...but shiver me timbers!! It's topped with sweet fruit a la Imperial, except its sweet citrus instead of sweet melon, and hides the nice Creed ambergris base (yes, overdone, but still nice), with an overdose of ozone-ade. Is that why it has the briney reputation? Don't people recognize this by now!? Blah! Stay away from this generic froot-aquatic. The worst of the Millesimes, IMO.
10th May, 2010

Agua de Loewe by Loewe

Really very nice. Agua de Loewe is aquatic but not marine. Like L'Eau Par Kenzo, it starts with sparkling but soft green/citrus notes and bring to mind not the ocean but a gurgling mountain stream surrounded by wildflowers. When I first tried L'Eau Par Kenzo, I got the same exact image. I absolutely loved the smell but remember wishing for better longevity. Loewe has granted my wish.
04th May, 2010

Tuscan Leather by Tom Ford

The opening is what I would describe as lightly smoked and herbed (saffron?) raspberry accord with medicinal tendencies. It's a very strange opening which is not unpleasant, but I wouldn't want it to last much longer than it does, which isn't very long.

The smokiness fades first, within minutes. The rasberry follows, and soon we have just a supple, suedey, pillowy leather that seems strangely edible, like leather you'd like to chew on. It's quite dry at this point, but "fuzzy." It's a very difficult leather accord to describe, but it's very very good if you like leather.
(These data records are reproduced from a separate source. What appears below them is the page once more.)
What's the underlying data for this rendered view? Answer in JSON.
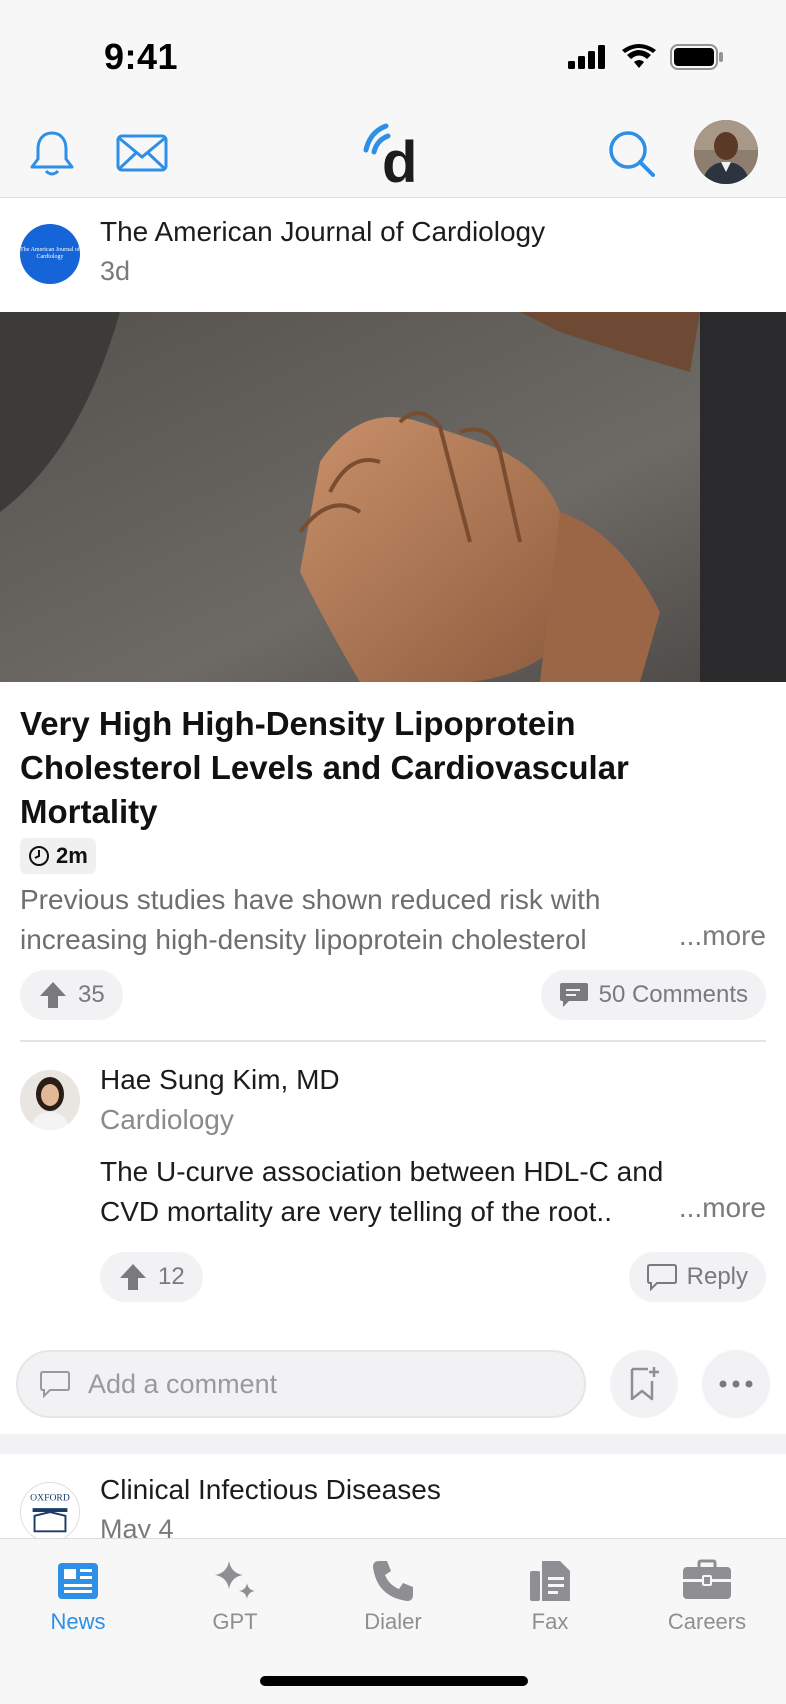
{
  "status_bar": {
    "time": "9:41"
  },
  "header": {
    "logo_letter": "d"
  },
  "post": {
    "source_name": "The American Journal of Cardiology",
    "source_time": "3d",
    "logo_text": "The American Journal of Cardiology",
    "title": "Very High High-Density Lipoprotein Cholesterol Levels and Cardiovascular Mortality",
    "read_time": "2m",
    "summary_line1": "Previous studies have shown reduced risk with",
    "summary_line2": "increasing high-density lipoprotein cholesterol",
    "more": "...more",
    "upvotes": "35",
    "comments_label": "50 Comments"
  },
  "comment": {
    "author": "Hae Sung Kim, MD",
    "specialty": "Cardiology",
    "text_line1": "The U-curve association between HDL-C and",
    "text_line2": "CVD mortality are very telling of the root..",
    "more": "...more",
    "upvotes": "12",
    "reply_label": "Reply"
  },
  "add_comment": {
    "placeholder": "Add a comment"
  },
  "next_post": {
    "source_name": "Clinical Infectious Diseases",
    "source_time": "May 4",
    "logo_text": "OXFORD"
  },
  "tabs": [
    {
      "label": "News",
      "icon": "newspaper-icon",
      "active": true
    },
    {
      "label": "GPT",
      "icon": "sparkles-icon",
      "active": false
    },
    {
      "label": "Dialer",
      "icon": "phone-icon",
      "active": false
    },
    {
      "label": "Fax",
      "icon": "fax-icon",
      "active": false
    },
    {
      "label": "Careers",
      "icon": "briefcase-icon",
      "active": false
    }
  ],
  "colors": {
    "accent": "#2e8fe6",
    "journal_logo_bg": "#1565d8",
    "muted": "#7a7a7e"
  }
}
Maybe this will help: Tuscan Leather is leather antithesis of Cuiron, which is dry and sharp and austere, and which I also like.
18th March, 2010
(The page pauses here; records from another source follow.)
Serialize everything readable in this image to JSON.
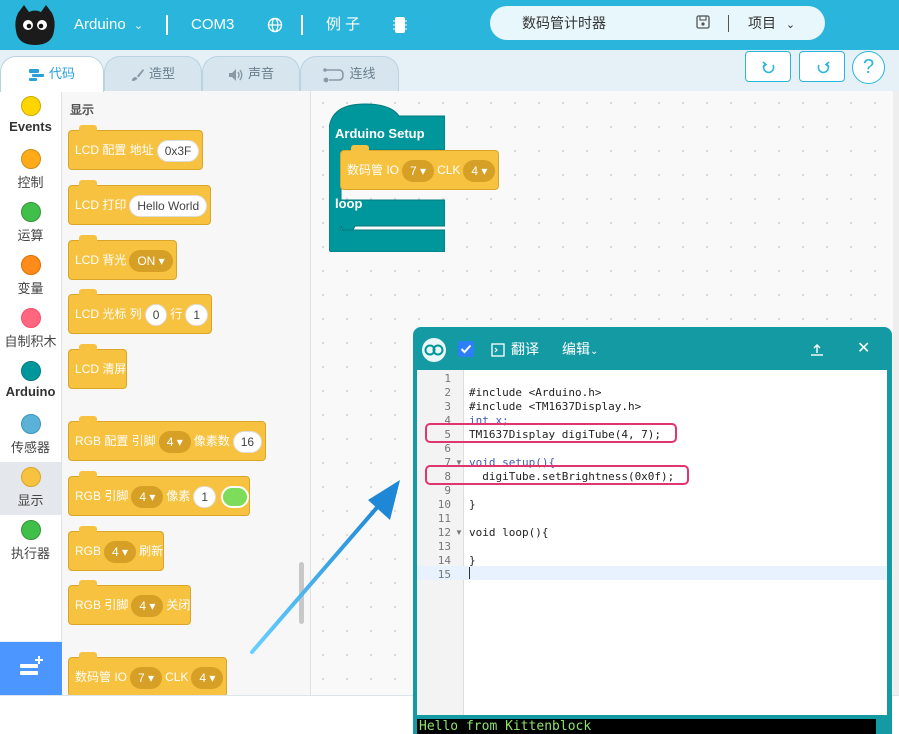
{
  "topbar": {
    "board": "Arduino",
    "port": "COM3",
    "examples": "例 子",
    "project_name": "数码管计时器",
    "project_menu": "项目"
  },
  "tabs": [
    {
      "label": "代码"
    },
    {
      "label": "造型"
    },
    {
      "label": "声音"
    },
    {
      "label": "连线"
    }
  ],
  "categories": [
    {
      "label": "Events",
      "color": "#ffd500"
    },
    {
      "label": "控制",
      "color": "#ffab19"
    },
    {
      "label": "运算",
      "color": "#40bf4a"
    },
    {
      "label": "变量",
      "color": "#ff8c1a"
    },
    {
      "label": "自制积木",
      "color": "#ff6680"
    },
    {
      "label": "Arduino",
      "color": "#00979c"
    },
    {
      "label": "传感器",
      "color": "#5cb1d6"
    },
    {
      "label": "显示",
      "color": "#f7c23f"
    },
    {
      "label": "执行器",
      "color": "#40bf4a"
    }
  ],
  "palette": {
    "title": "显示",
    "lcd_config": {
      "label": "LCD 配置 地址",
      "address": "0x3F"
    },
    "lcd_print": {
      "label": "LCD 打印",
      "text": "Hello World"
    },
    "lcd_backlight": {
      "label": "LCD 背光",
      "state": "ON"
    },
    "lcd_cursor": {
      "label1": "LCD 光标 列",
      "col": "0",
      "label2": "行",
      "row": "1"
    },
    "lcd_clear": {
      "label": "LCD 清屏"
    },
    "rgb_config": {
      "label1": "RGB 配置 引脚",
      "pin": "4",
      "label2": "像素数",
      "count": "16"
    },
    "rgb_pin": {
      "label1": "RGB 引脚",
      "pin": "4",
      "label2": "像素",
      "pixel": "1"
    },
    "rgb_refresh": {
      "label1": "RGB",
      "pin": "4",
      "label2": "刷新"
    },
    "rgb_off": {
      "label1": "RGB 引脚",
      "pin": "4",
      "label2": "关闭"
    },
    "tube": {
      "label1": "数码管 IO",
      "io": "7",
      "label2": "CLK",
      "clk": "4"
    }
  },
  "workspace": {
    "setup_label": "Arduino Setup",
    "tube_label1": "数码管 IO",
    "tube_io": "7",
    "tube_label2": "CLK",
    "tube_clk": "4",
    "loop_label": "loop"
  },
  "code_window": {
    "translate": "翻译",
    "edit": "编辑",
    "lines": [
      {
        "n": "1",
        "code": ""
      },
      {
        "n": "2",
        "code": "#include <Arduino.h>"
      },
      {
        "n": "3",
        "code": "#include <TM1637Display.h>"
      },
      {
        "n": "4",
        "code": "int x;"
      },
      {
        "n": "5",
        "code": "TM1637Display digiTube(4, 7);"
      },
      {
        "n": "6",
        "code": ""
      },
      {
        "n": "7",
        "code": "void setup(){"
      },
      {
        "n": "8",
        "code": "  digiTube.setBrightness(0x0f);"
      },
      {
        "n": "9",
        "code": ""
      },
      {
        "n": "10",
        "code": "}"
      },
      {
        "n": "11",
        "code": ""
      },
      {
        "n": "12",
        "code": "void loop(){"
      },
      {
        "n": "13",
        "code": ""
      },
      {
        "n": "14",
        "code": "}"
      },
      {
        "n": "15",
        "code": ""
      }
    ],
    "console": "Hello from Kittenblock"
  },
  "colors": {
    "topbar": "#2ab6dc",
    "arduino_block": "#00979c",
    "display_block": "#f7c23f",
    "highlight": "#e0356d",
    "arrow": "#2aa7e6"
  }
}
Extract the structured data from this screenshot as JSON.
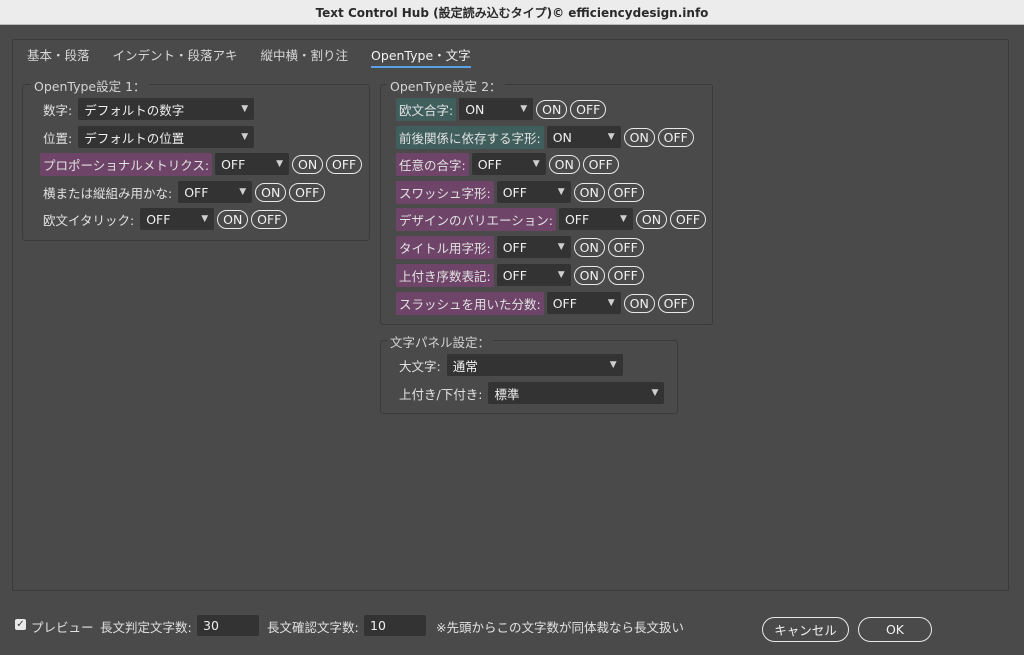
{
  "window": {
    "title": "Text Control Hub (設定読み込むタイプ)© efficiencydesign.info"
  },
  "tabs": [
    {
      "label": "基本・段落"
    },
    {
      "label": "インデント・段落アキ"
    },
    {
      "label": "縦中横・割り注"
    },
    {
      "label": "OpenType・文字",
      "active": true
    }
  ],
  "group1": {
    "title": "OpenType設定 1：",
    "rows": [
      {
        "label": "数字:",
        "value": "デフォルトの数字"
      },
      {
        "label": "位置:",
        "value": "デフォルトの位置"
      },
      {
        "label": "プロポーショナルメトリクス:",
        "value": "OFF",
        "on": "ON",
        "off": "OFF"
      },
      {
        "label": "横または縦組み用かな:",
        "value": "OFF",
        "on": "ON",
        "off": "OFF"
      },
      {
        "label": "欧文イタリック:",
        "value": "OFF",
        "on": "ON",
        "off": "OFF"
      }
    ]
  },
  "group2": {
    "title": "OpenType設定 2：",
    "rows": [
      {
        "label": "欧文合字:",
        "value": "ON",
        "on": "ON",
        "off": "OFF"
      },
      {
        "label": "前後関係に依存する字形:",
        "value": "ON",
        "on": "ON",
        "off": "OFF"
      },
      {
        "label": "任意の合字:",
        "value": "OFF",
        "on": "ON",
        "off": "OFF"
      },
      {
        "label": "スワッシュ字形:",
        "value": "OFF",
        "on": "ON",
        "off": "OFF"
      },
      {
        "label": "デザインのバリエーション:",
        "value": "OFF",
        "on": "ON",
        "off": "OFF"
      },
      {
        "label": "タイトル用字形:",
        "value": "OFF",
        "on": "ON",
        "off": "OFF"
      },
      {
        "label": "上付き序数表記:",
        "value": "OFF",
        "on": "ON",
        "off": "OFF"
      },
      {
        "label": "スラッシュを用いた分数:",
        "value": "OFF",
        "on": "ON",
        "off": "OFF"
      }
    ]
  },
  "group3": {
    "title": "文字パネル設定：",
    "rows": [
      {
        "label": "大文字:",
        "value": "通常"
      },
      {
        "label": "上付き/下付き:",
        "value": "標準"
      }
    ]
  },
  "footer": {
    "preview_label": "プレビュー",
    "long_judge_label": "長文判定文字数:",
    "long_judge_value": "30",
    "long_confirm_label": "長文確認文字数:",
    "long_confirm_value": "10",
    "note": "※先頭からこの文字数が同体裁なら長文扱い",
    "cancel_label": "キャンセル",
    "ok_label": "OK"
  },
  "colors": {
    "accent": "#5aa0e6",
    "label_purple": "#6e4468",
    "label_teal": "#3f5e5c",
    "background": "#4a4a4a"
  }
}
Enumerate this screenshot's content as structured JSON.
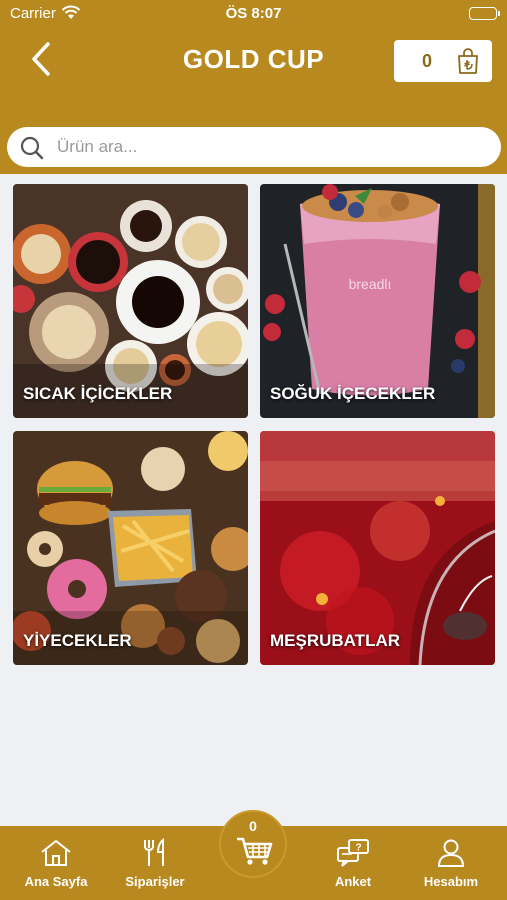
{
  "status_bar": {
    "carrier": "Carrier",
    "time": "ÖS 8:07"
  },
  "header": {
    "title": "GOLD CUP",
    "cart_count": "0"
  },
  "search": {
    "placeholder": "Ürün ara..."
  },
  "categories": [
    {
      "label": "SICAK İÇİCEKLER"
    },
    {
      "label": "SOĞUK İÇECEKLER"
    },
    {
      "label": "YİYECEKLER"
    },
    {
      "label": "MEŞRUBATLAR"
    }
  ],
  "tabbar": {
    "home": "Ana Sayfa",
    "orders": "Siparişler",
    "cart_count": "0",
    "survey": "Anket",
    "account": "Hesabım"
  },
  "colors": {
    "brand": "#b8891f",
    "background": "#eef0f4"
  }
}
Antaeus by Chanel

I don't agree with all the butch-80s-juice reviews.

Conversely, I find Antaeus to be one of the most well-behaved 80s fragrances for men. It actually starts out rather feminine, with a good helping of aldehydes and (I think) florals. Could be the myrtle, but the only kind of myrtle I've smelled is crape myrtle, and that was long ago. Not my favorite opening, but it will do. The evolution is worth it.
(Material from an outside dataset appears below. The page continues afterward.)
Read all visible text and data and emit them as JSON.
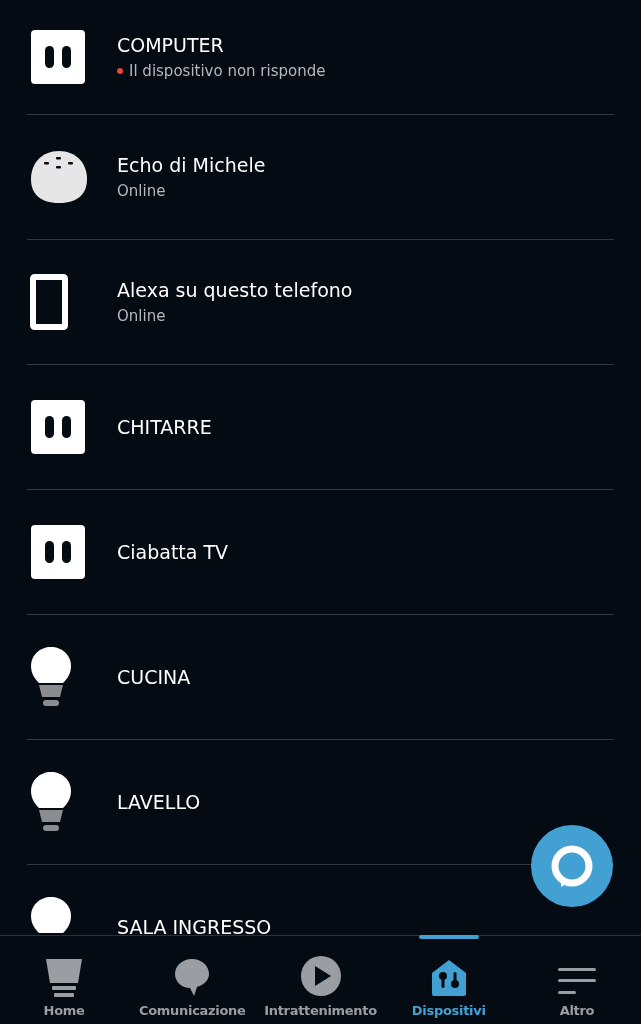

The florals fade to a smooth, creamy, sandalwood/patchouli combo with a hint of spice, before fading to a dusty-sweet leathery amber base, with a beeswax kick. It lasts a long time, and never fades to chemical drivel. It retains its character.

A great fragrance - unlike anything on the market. It's surprisingly wearable, versatile and (dare I say) refreshing..
20th February, 2010

Burberry for Women by Burberry

This is a wonderful scent, and quite unisex, IMO. The opening is an interesting blend of fruits (peach and apple are both identifiable) and harder to define spice notes. This opening is a little bit loud, but relatively unique, and quite pleasing.

I have no idea where the topnotes in the pyramid above came from; they doesn't reflect the opening at all.

As the scent evolves, it gradually dries into a very dry, dusty, almost resinous amber and mossy sandalwood accord, which maintains softening sweet element. I could swear that there's good helping of oakmoss in there, but I could be wrong. This compelling and versatile drydown is why I don't hesitate to wear this scent myself.

My girlfriend likes it (finally, she likes something other than a vanilla-beast oriental!!), but I steal it occasionally. Big thumbs up.
05th February, 2010

Versace pour Homme by Versace

I'm usually a pretty easygoing reviewer, even with scents that are very unpopular or that disagree with me strongly. But I have to say...Versace Pour Homme is just exquisitely bad. It's like someone took Allure Homme Sport, made it project like Kouros, and dumped pesticides in it. Certain scents are so synthetic they make my mouth taste plasticy...this is one of them. Really, really unpleasant for me.
18th January, 2010

Agrumi di Sicilia / Agrumi Amaria di Sicilia by Bois 1920

It smells quite good, with (as expected) with bitter, sour, natural citrus notes, followed by a vague woody dry down. I enjoy the scent itself (pedestrian though it is), but the longevity is pathetic. And this is coming from someone whose skin usually projects and holds scent well.

It was barely there after all of 10 minutes. If I put my nose IN by wrist. I could get just the tiniest whiff of some soft (sandal?)woody notes. Seriously, I get more out of Eau d'Orange Verte.
19th November, 2009